Why future proof your body?

It’s sometimes quite daunting to look into the future. Whatever age you are, glimpsing what life could look like in 10, 20 or 30 years’ time can throw up all sorts of horror shows, but there are steps you can take to future proof your body. You can ensure that whatever you are doing in a few years’ time, your body is as healthy as it can be.

Exercise is a great way to future proof your body. By looking after your muscles, your joints, your lungs and your heart, not to mention waistline and brain, you can make sure you are as ready for the future as possible.

Fighting the bad guys

So let’s identify some of the bad guys you are taking out an insurance policy against. Obesity, heart problems, diabetes, respiratory issues, cancers, osteoporosis, postural problems, joint issues and mental health. These are just a few of the many horrors that we face as we get older, but the good news about exercise is that it is a leader in the fight against ill-health.

By doing just 30 minutes of exercise a day, you can off-set so many issues. And the best way to future proof your body is to mix those 30 minutes up into a range of different exercises, all doing different things.

Resistance training

Weight training doesn’t have to consist of huge, heavy weights and sinew-popping exertion. By lifting manageable weights for a number of repetitions, your body will recognise that it needs some muscle to cope. By encouraging your body to either increase its muscle mass or hold onto the muscle you have, you can slow down the rate of muscle mass loss that happens as we get older.

Unless you are looking to bodybuild, then a weights routine should involve low intensity training. Use weights that work your muscles but are not pushing you to maximal effort. Try to do compound exercises that use several parts of your body, rather than isolating one muscle group. Ask one of our gym instructors for advice and guidance.

Intensive sculpt and tone fitness class


Which is best? I think the choice is a completely personal one. What is important, is that you are getting a great stretch and maintaining or increasing your mobility. Both yoga and Pilates protects your muscles and spine, it makes you more resilient to injury and it helps you to de-stress.

Mobility exercises

Along the same lines as the yoga/Pilates session is regular mobility work. A short mobility session can be done besides your desk or in a quiet space during your lunch break. If you sit at a desk for long periods of time, or are in a car for hours, then you really should incorporate some mobility work to keep everything moving smoothly. Aim to rotate hips, knees, ankles and shoulders. Stretch so the spine is mobilised and add some active stretching, such as lunges and squats.

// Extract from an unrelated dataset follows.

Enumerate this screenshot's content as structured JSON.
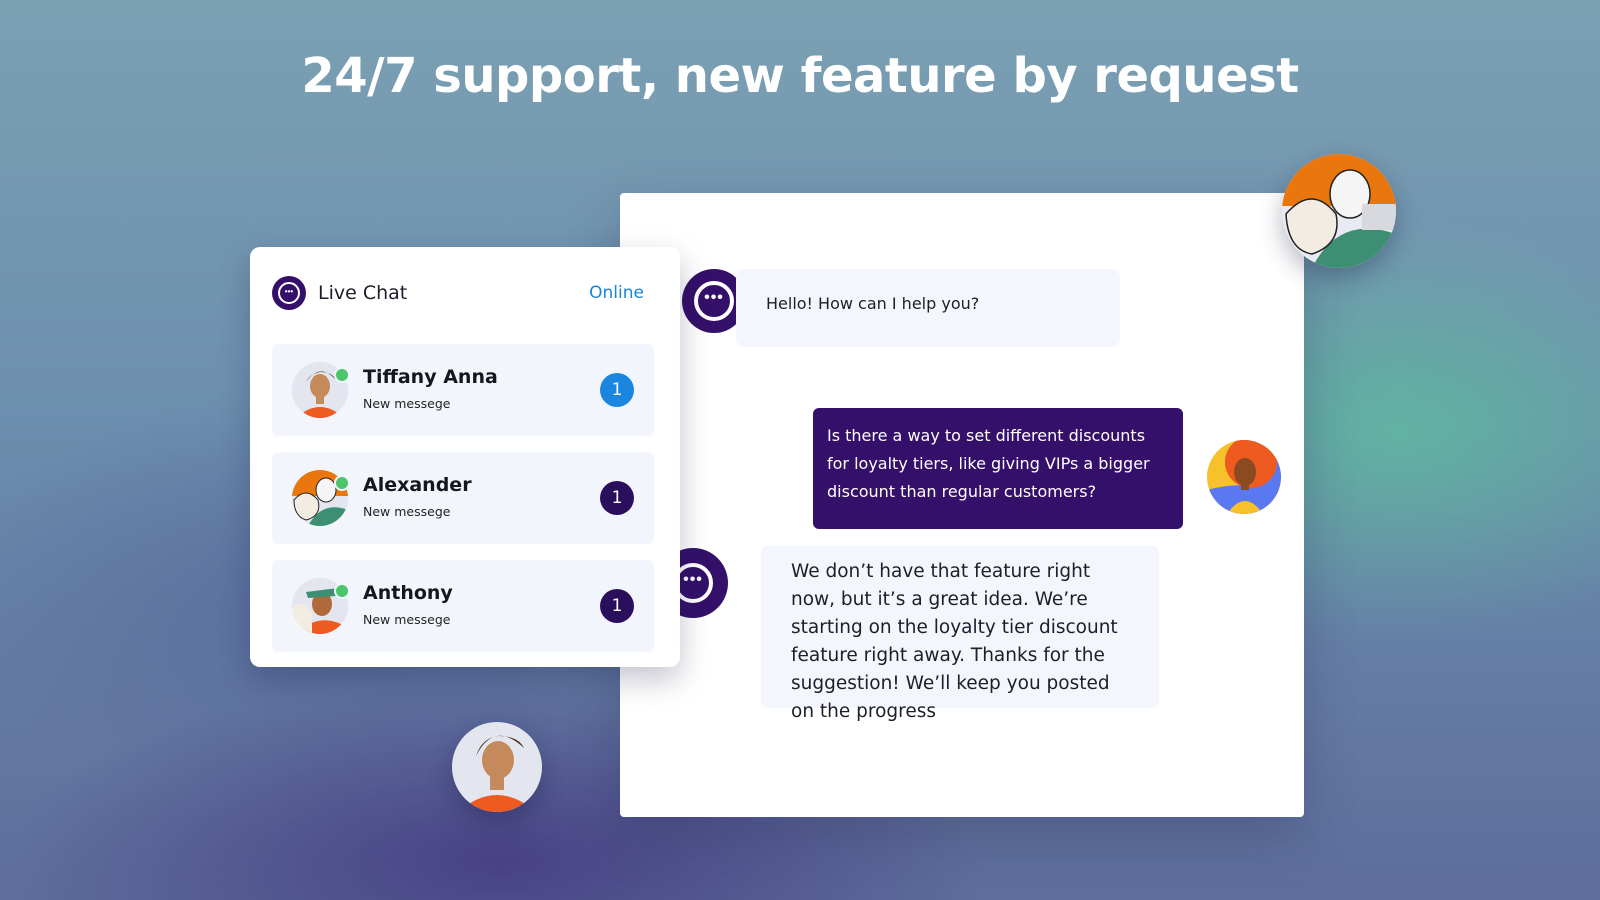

Low intensity aerobic work

This is one of the best future proof sessions you will do. This is not the lung-busting, heart-rate raising workout that involves sprint sessions or hardcore cycling. This is all about a stress-reducing, low intensity work out. A brisk stroll, a gentle bike ride, a long hike, a dancing class. The aim is to exercise at around 105-120 heat-rate beats per minute for a sustained length of time. Not only is it a great way to get lean but it is also a fab way to lower cortisol (stress hormone) levels.

Putting in the right fuel

It is also important to pay some attention to what you eat and drink. This is a complex area that would fill far more space than this blog post, but the best advice we can offer is: stay hydrated, eat a balanced diet and keep your caffeine and alcohol levels under control.

For advice on any of the above exercise session, feel free to chat to the staff in the Outlooks Gym.